■ **TASK DESCRIPTION**: Which lines below contain "icon"? Pull them out.

■ **STORED DATA**:
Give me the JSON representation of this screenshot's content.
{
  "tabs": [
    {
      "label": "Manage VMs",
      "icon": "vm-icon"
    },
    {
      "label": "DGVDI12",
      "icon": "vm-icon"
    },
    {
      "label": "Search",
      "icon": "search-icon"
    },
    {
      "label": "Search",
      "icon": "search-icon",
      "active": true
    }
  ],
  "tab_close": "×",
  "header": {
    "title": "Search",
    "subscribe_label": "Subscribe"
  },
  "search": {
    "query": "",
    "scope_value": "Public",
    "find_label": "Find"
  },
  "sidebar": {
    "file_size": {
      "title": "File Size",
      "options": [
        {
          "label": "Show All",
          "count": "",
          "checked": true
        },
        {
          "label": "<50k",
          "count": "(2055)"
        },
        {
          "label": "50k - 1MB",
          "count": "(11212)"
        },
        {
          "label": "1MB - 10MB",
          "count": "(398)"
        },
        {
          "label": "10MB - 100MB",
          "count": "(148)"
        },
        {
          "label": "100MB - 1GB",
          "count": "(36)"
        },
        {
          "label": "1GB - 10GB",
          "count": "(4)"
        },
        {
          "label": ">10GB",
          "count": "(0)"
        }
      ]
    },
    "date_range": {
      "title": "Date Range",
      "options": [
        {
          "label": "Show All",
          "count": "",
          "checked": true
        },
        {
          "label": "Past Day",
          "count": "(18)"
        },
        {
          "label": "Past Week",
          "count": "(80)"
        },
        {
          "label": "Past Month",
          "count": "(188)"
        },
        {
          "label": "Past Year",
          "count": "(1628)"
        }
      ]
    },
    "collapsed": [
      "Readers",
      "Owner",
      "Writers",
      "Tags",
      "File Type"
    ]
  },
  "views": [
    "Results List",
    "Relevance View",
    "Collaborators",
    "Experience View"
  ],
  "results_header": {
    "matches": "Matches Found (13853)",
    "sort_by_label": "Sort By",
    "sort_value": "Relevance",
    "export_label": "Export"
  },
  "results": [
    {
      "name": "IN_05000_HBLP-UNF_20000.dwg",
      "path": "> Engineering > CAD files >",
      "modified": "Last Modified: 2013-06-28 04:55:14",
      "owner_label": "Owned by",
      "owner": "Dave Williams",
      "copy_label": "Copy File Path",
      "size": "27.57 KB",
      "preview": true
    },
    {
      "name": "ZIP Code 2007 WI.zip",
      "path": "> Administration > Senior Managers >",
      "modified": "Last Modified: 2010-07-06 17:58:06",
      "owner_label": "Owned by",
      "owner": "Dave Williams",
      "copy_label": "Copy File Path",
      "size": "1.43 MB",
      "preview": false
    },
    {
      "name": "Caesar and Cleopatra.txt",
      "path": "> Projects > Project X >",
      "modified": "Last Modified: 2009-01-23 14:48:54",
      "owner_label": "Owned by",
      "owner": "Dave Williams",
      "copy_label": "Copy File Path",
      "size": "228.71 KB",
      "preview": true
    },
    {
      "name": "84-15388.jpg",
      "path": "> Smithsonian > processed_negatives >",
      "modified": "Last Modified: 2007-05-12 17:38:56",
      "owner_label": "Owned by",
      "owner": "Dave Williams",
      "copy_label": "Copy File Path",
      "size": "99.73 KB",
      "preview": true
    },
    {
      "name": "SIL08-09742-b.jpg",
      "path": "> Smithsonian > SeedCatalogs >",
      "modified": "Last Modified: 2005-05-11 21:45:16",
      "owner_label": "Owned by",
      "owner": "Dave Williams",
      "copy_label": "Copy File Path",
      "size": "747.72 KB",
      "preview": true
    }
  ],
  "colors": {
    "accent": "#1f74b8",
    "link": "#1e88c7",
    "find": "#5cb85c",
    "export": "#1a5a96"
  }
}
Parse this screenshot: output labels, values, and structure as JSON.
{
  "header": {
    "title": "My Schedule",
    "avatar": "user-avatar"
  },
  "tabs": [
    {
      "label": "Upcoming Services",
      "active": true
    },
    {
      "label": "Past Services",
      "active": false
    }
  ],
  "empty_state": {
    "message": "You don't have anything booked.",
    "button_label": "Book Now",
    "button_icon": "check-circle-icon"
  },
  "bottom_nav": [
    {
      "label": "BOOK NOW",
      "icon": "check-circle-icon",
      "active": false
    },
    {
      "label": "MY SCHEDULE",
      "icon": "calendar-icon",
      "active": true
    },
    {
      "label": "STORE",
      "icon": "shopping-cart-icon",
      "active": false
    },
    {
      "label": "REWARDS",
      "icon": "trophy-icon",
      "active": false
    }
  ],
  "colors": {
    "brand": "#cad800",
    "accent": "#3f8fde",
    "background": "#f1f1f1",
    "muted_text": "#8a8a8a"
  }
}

■ **ANSWER BELOW**:
      "icon": "vm-icon"
      "icon": "vm-icon"
      "icon": "search-icon"
      "icon": "search-icon",
    "button_icon": "check-circle-icon"
      "icon": "check-circle-icon",
      "icon": "calendar-icon",
      "icon": "shopping-cart-icon",
      "icon": "trophy-icon",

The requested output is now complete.